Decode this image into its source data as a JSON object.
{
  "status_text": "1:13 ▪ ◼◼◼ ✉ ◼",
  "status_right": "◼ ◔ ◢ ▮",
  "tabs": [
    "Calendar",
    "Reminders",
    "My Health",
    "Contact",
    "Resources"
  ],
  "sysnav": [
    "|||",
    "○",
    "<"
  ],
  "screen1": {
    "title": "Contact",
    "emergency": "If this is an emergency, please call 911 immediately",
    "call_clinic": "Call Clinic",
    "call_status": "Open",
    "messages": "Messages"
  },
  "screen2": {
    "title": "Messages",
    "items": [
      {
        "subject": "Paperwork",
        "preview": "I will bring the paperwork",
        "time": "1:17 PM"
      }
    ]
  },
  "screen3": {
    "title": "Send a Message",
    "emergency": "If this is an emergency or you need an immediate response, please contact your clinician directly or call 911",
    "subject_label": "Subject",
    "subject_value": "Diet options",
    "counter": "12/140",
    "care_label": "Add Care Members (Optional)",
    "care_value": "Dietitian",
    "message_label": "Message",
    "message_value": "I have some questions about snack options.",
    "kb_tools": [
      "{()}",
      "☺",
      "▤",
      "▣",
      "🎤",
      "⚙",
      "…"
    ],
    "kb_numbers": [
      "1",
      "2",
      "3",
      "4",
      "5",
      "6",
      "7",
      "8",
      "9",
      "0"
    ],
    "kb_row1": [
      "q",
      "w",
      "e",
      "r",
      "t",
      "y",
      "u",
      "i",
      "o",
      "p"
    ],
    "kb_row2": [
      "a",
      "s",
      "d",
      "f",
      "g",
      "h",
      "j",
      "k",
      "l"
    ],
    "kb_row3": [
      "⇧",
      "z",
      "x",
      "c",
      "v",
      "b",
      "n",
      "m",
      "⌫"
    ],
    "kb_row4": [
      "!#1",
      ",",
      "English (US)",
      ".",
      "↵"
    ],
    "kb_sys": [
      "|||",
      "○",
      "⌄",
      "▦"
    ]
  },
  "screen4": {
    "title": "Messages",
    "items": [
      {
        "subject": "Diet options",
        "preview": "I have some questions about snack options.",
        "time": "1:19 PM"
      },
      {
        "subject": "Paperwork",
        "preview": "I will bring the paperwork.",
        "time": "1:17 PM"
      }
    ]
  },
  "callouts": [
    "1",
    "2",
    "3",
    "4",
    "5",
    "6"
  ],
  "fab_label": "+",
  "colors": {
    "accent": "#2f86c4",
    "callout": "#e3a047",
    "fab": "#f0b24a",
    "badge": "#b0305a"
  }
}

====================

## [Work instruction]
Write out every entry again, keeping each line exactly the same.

## [Result below]
Decode this image into its source data as a JSON object.
{
  "status_text": "1:13 ▪ ◼◼◼ ✉ ◼",
  "status_right": "◼ ◔ ◢ ▮",
  "tabs": [
    "Calendar",
    "Reminders",
    "My Health",
    "Contact",
    "Resources"
  ],
  "sysnav": [
    "|||",
    "○",
    "<"
  ],
  "screen1": {
    "title": "Contact",
    "emergency": "If this is an emergency, please call 911 immediately",
    "call_clinic": "Call Clinic",
    "call_status": "Open",
    "messages": "Messages"
  },
  "screen2": {
    "title": "Messages",
    "items": [
      {
        "subject": "Paperwork",
        "preview": "I will bring the paperwork",
        "time": "1:17 PM"
      }
    ]
  },
  "screen3": {
    "title": "Send a Message",
    "emergency": "If this is an emergency or you need an immediate response, please contact your clinician directly or call 911",
    "subject_label": "Subject",
    "subject_value": "Diet options",
    "counter": "12/140",
    "care_label": "Add Care Members (Optional)",
    "care_value": "Dietitian",
    "message_label": "Message",
    "message_value": "I have some questions about snack options.",
    "kb_tools": [
      "{()}",
      "☺",
      "▤",
      "▣",
      "🎤",
      "⚙",
      "…"
    ],
    "kb_numbers": [
      "1",
      "2",
      "3",
      "4",
      "5",
      "6",
      "7",
      "8",
      "9",
      "0"
    ],
    "kb_row1": [
      "q",
      "w",
      "e",
      "r",
      "t",
      "y",
      "u",
      "i",
      "o",
      "p"
    ],
    "kb_row2": [
      "a",
      "s",
      "d",
      "f",
      "g",
      "h",
      "j",
      "k",
      "l"
    ],
    "kb_row3": [
      "⇧",
      "z",
      "x",
      "c",
      "v",
      "b",
      "n",
      "m",
      "⌫"
    ],
    "kb_row4": [
      "!#1",
      ",",
      "English (US)",
      ".",
      "↵"
    ],
    "kb_sys": [
      "|||",
      "○",
      "⌄",
      "▦"
    ]
  },
  "screen4": {
    "title": "Messages",
    "items": [
      {
        "subject": "Diet options",
        "preview": "I have some questions about snack options.",
        "time": "1:19 PM"
      },
      {
        "subject": "Paperwork",
        "preview": "I will bring the paperwork.",
        "time": "1:17 PM"
      }
    ]
  },
  "callouts": [
    "1",
    "2",
    "3",
    "4",
    "5",
    "6"
  ],
  "fab_label": "+",
  "colors": {
    "accent": "#2f86c4",
    "callout": "#e3a047",
    "fab": "#f0b24a",
    "badge": "#b0305a"
  }
}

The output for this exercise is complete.